September is Suicide Prevention Awareness month. For weeks now, I’ve been trying to figure out what I could say about suicide; how I could possibly relay the immense impact it has on numerous people. My life has not been affected long term by suicide despite knowing many acquaintances, friends, co-workers, and extended family who thought it was the only way to stop their pain. I’ve reached out to some whose lives have been rocked by this kind of death. My hope is that I’ll give their thoughts and feelings as much of a voice as I can.
We all know people who, whether directly affected or not, have taken the stance that nothing about suicide makes sense, that it is selfish and simply transfers the pain to loved ones. It obviously causes ripples and shock waves throughout family and friends, and for the most part, those affected want and wish for understanding beyond the act itself.
The majority of those remaining want others to know that their loved ones were NOT being selfish.
They were ill.
They thought they were doing what was best for everyone, and their minds literally could not change those thoughts.
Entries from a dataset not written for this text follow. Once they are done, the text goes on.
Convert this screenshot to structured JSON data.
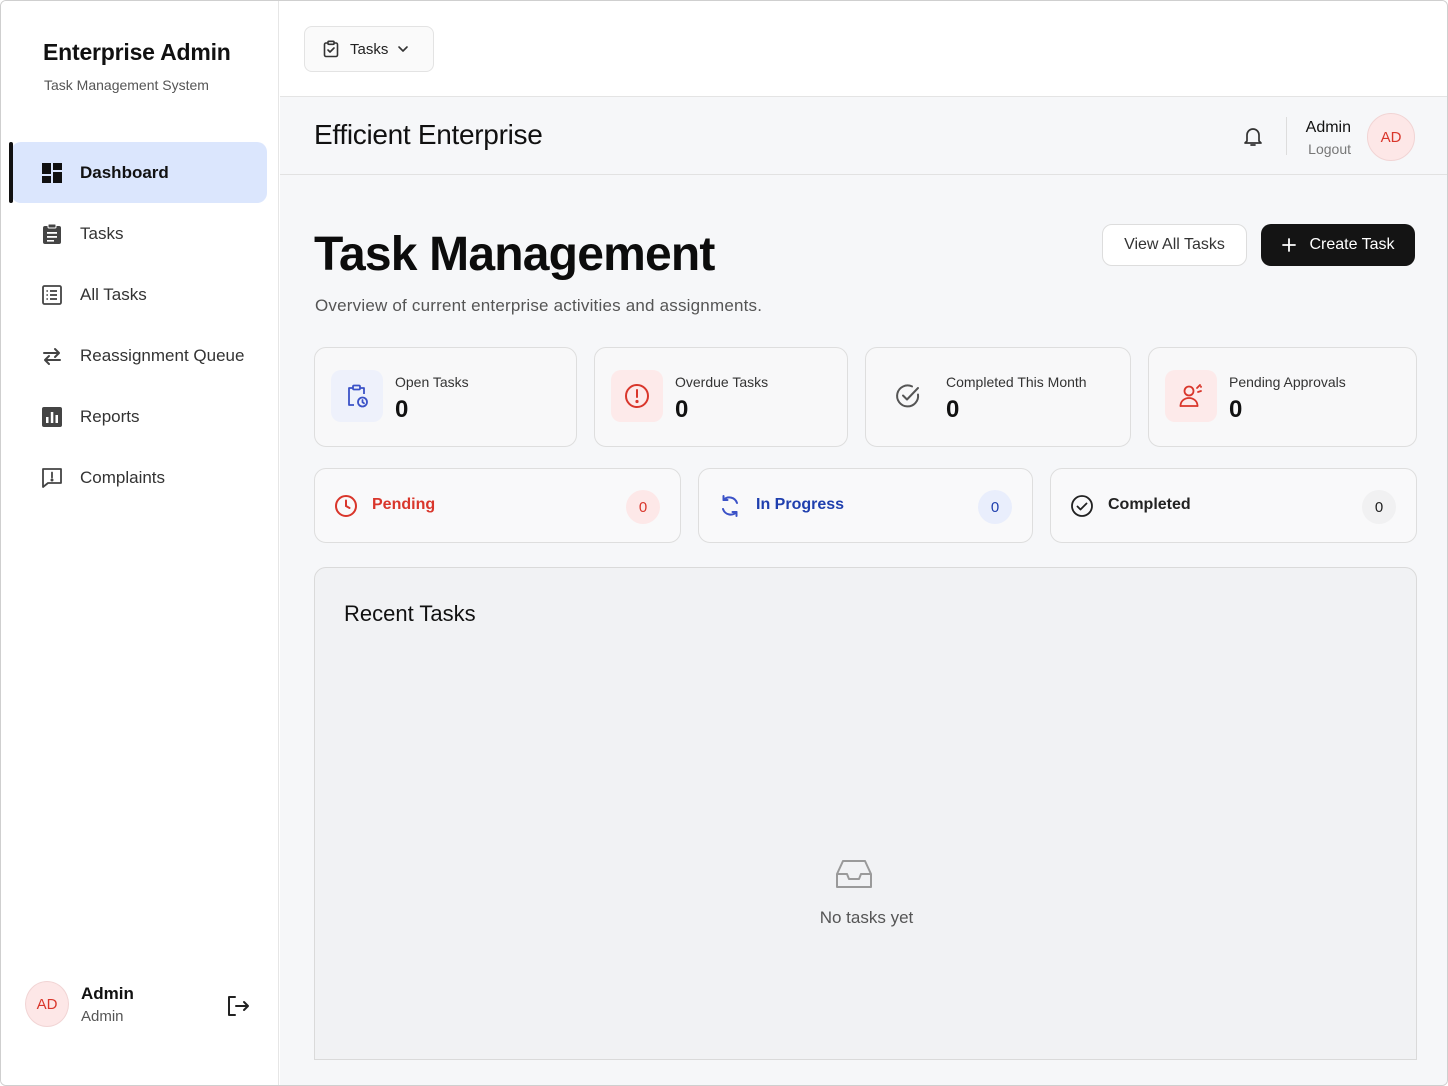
{
  "sidebar": {
    "brand_title": "Enterprise Admin",
    "brand_subtitle": "Task Management System",
    "items": [
      {
        "label": "Dashboard",
        "icon": "dashboard-icon",
        "active": true
      },
      {
        "label": "Tasks",
        "icon": "clipboard-icon"
      },
      {
        "label": "All Tasks",
        "icon": "list-icon"
      },
      {
        "label": "Reassignment Queue",
        "icon": "swap-icon"
      },
      {
        "label": "Reports",
        "icon": "bar-chart-icon"
      },
      {
        "label": "Complaints",
        "icon": "feedback-icon"
      }
    ],
    "user": {
      "initials": "AD",
      "name": "Admin",
      "role": "Admin"
    }
  },
  "topbar": {
    "dropdown_label": "Tasks"
  },
  "header": {
    "org_title": "Efficient Enterprise",
    "user_name": "Admin",
    "logout_label": "Logout",
    "avatar_initials": "AD"
  },
  "main": {
    "title": "Task Management",
    "subtitle": "Overview of current enterprise activities and assignments.",
    "view_all_label": "View All Tasks",
    "create_label": "Create Task",
    "stats": [
      {
        "label": "Open Tasks",
        "value": "0"
      },
      {
        "label": "Overdue Tasks",
        "value": "0"
      },
      {
        "label": "Completed This Month",
        "value": "0"
      },
      {
        "label": "Pending Approvals",
        "value": "0"
      }
    ],
    "statuses": [
      {
        "label": "Pending",
        "count": "0"
      },
      {
        "label": "In Progress",
        "count": "0"
      },
      {
        "label": "Completed",
        "count": "0"
      }
    ],
    "recent": {
      "title": "Recent Tasks",
      "empty_text": "No tasks yet"
    }
  },
  "colors": {
    "accent_blue": "#dbe6fd",
    "pending_red": "#d9362b",
    "progress_blue": "#1f3fae",
    "primary_dark": "#141414"
  }
}
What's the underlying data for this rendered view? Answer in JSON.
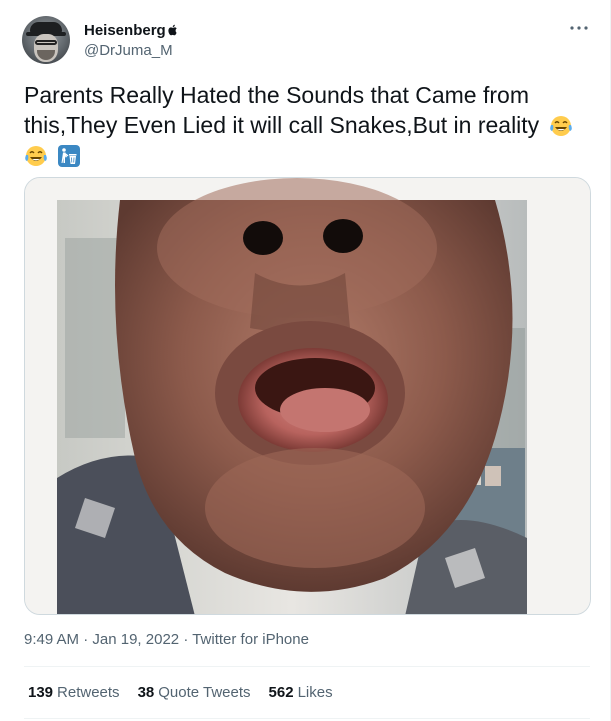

That is what mental illness can do; it disrupts rational thought.
Those left want others to know they did all they could with the knowledge they had, and that blaming or shaming those close to the deceased only adds to everyone’s pain.
I wish people understood that it’s not a ‘choice’ made by a healthy mind. It’s an ill person whose brain no longer thinks or works correctly. -Julie Mjelve, co-founder Grieving Together, lost husband to suicide
Those of us on the outside cannot comprehend the insidious layers suicide brings to the grief equation. Anger at the person, at a failed healthcare system or counseling, and at friends & family either before or after, can exist with any death. But when suicide is involved, guilt and anger branch off in directions where a different kind of ugliness exists. That ugliness folds into society’s skewed perception of suicide and mental health issues. There is the unfathomable shock of physically finding their loved one immediately after they’ve died (yes, that is hard to read, but it happens). There can be guilt over wondering what they could’ve done differently that might’ve saved their person’s life–the bombardment of “what ifs.” Addictions can present as a way to cope or subdue mental illness. They can contribute to the velocity of being sucked into the darkness of no-way-out or to the death itself. Kind, sweet, caring people are suffering, they are hurting inside and think they are out of options. They think nothing can be done to stop their pain, yet they rarely LOOK sick, which adds to the shame and misinformed perceptions.
Some of the people I polled said there is a lot of waiting when living with someone with mental illness. They vigilantly and fearfully wait for a kind of tipping point that starts with the “usual” daily struggles to where there is a danger to the one suffering or to others.
They admit they don’t know when or if that tipping point will occur. So they continue to wait, always anxious and second guessing themselves, hoping they will see the signs and stop death. The tentacles of shame and hiding can extend to all those around the sufferer. This is a side those on the outside do not always see.
I think if we treated (suicide) like a result of a disease rather than a choice the person made, there would be less stigma. I have begun to think of it as “depression killed (my friend)”, not that he chose this path. – Bob Filipczak, lost friend to suicide
Our culture wants explanations even if they are wrong. We are most comfortable with tidy compartments where answers are stored for future reference. It’s easy to compartmentalize comfortable feelings; it’s very difficult to do it with the uncomfortable prickly ones. The prickles confuse us, and we concentrate more on getting away from them than finding an appropriate place for them. Mental illness and suicide, and living with and beyond both, are thorny subjects. Shining a spotlight on this is uncomfortable. But even illumination may not bring comfort to those caught in the shockwaves of the act. Let’s add compassion, empathy and understanding to the mix for our friends, our family, our fellow human beings.
Take Time – Acknowledge Your Loss – Grieve Together – Mourn Together
Katherine Webb copyright 2017